The diciest decision undoubtedly involves Doyle. The Cathedral High School product was one of the NFL’s most productive tight ends last season – 59 receptions, 584 yards, five TDs, all of which eclipsed his totals from his first three seasons – and emerged as Andrew Luck’s most trusted receiver.

But will the Colts pony up what it will cost to retain Doyle? That might well be an annual average salary in excess of $6 million. And that’s after signing Dwayne Allen to a four-year, $29.4 year contract 12 months ago.

It’s no secret the Colts must upgrade their pass rush, and Walden led them with a career-best 11 sacks last season. But he’ll be 32 on opening day and never had more than 6 sacks in a season prior to ’16. Was last season an aberration? Are the Colts willing to risk millions to find out?

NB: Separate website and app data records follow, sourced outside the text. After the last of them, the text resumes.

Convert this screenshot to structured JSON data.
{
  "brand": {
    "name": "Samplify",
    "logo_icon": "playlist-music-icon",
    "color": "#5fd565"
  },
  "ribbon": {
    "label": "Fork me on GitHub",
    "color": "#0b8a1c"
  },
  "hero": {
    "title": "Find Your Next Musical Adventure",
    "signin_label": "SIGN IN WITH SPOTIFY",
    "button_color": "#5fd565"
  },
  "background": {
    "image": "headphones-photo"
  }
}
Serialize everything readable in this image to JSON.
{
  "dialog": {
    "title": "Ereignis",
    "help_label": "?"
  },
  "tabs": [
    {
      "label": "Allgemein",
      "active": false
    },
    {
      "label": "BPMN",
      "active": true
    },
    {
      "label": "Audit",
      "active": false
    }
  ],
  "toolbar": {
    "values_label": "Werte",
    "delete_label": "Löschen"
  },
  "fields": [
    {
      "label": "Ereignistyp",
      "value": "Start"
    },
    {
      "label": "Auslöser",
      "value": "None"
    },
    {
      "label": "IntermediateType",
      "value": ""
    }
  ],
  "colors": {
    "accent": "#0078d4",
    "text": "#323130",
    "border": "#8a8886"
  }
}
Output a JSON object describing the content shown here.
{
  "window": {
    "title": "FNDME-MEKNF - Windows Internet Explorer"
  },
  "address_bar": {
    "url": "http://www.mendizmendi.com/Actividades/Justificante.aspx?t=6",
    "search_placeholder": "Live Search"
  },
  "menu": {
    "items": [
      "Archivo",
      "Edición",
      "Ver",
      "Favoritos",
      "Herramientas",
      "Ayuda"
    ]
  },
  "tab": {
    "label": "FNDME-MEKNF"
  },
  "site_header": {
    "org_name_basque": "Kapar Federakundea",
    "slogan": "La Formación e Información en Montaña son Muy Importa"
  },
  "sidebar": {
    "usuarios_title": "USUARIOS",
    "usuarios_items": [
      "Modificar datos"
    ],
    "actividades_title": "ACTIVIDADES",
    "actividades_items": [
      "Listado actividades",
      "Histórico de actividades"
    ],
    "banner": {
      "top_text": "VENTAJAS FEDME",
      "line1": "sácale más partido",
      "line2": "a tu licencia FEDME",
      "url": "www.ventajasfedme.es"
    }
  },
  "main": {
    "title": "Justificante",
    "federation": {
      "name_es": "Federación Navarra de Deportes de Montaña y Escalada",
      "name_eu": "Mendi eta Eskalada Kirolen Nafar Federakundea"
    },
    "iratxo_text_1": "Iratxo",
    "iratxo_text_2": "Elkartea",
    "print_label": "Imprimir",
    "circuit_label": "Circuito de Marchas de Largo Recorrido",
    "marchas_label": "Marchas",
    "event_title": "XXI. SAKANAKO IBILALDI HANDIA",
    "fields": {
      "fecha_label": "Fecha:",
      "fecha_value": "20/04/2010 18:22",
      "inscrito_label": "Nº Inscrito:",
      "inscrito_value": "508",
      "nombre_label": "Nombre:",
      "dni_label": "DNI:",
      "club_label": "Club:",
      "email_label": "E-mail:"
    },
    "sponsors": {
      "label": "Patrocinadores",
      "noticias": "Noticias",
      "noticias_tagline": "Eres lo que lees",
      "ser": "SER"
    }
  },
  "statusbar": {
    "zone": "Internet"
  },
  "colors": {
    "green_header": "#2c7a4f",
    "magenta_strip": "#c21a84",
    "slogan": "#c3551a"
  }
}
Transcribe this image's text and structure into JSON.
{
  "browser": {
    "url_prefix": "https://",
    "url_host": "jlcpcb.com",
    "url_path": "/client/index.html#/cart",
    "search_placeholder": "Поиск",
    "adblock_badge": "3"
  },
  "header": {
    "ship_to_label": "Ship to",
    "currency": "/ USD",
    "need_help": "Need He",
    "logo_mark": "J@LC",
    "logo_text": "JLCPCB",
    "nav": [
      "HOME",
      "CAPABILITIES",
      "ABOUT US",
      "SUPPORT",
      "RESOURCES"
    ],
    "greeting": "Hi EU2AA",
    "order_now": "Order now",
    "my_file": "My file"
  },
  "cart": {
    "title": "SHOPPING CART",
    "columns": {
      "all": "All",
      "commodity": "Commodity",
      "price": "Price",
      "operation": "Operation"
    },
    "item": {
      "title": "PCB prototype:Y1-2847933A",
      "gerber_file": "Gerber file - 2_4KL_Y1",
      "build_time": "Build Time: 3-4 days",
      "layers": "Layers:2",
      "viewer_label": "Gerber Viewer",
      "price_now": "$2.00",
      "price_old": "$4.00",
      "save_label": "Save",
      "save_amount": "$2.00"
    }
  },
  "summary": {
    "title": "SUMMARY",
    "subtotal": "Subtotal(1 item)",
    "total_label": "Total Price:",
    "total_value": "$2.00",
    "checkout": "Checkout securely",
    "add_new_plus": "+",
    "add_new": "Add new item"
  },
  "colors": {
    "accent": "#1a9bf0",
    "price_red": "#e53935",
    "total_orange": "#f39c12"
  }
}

Butler would be worth re-signing, if common ground on his market value can be achieved. He began making a career switch last season, playing a ton of safety along with handling his nickel corner duties. Butler, at 31, would represent a veteran presence and versatility in the secondary. His experience would be invaluable if the team, as expected, allows Adams, 36, to walk.

As for the three restricted free agents, if the Colts decline to offer a one-year tender – there are three levels based on salary and compensation should the player sign with another team – each becomes an unrestricted free agent. The three levels: first-round compensation ($3.91 million), second-round ($2.746 million), equal draft pick if player was drafted ($1.797 million).

Ballard declined to elaborate on the Colts’ plans for their own personnel, but IndyStar reported, citing a league source, the team isn’t expected to issue a restricted tender to Kerr. In three seasons, Kerr has been an invaluable rotational player: 36 games, eight starts, 68 tackles, 5.5 sacks.

You can follow Mike Chappell on Twitter at @mchappell51.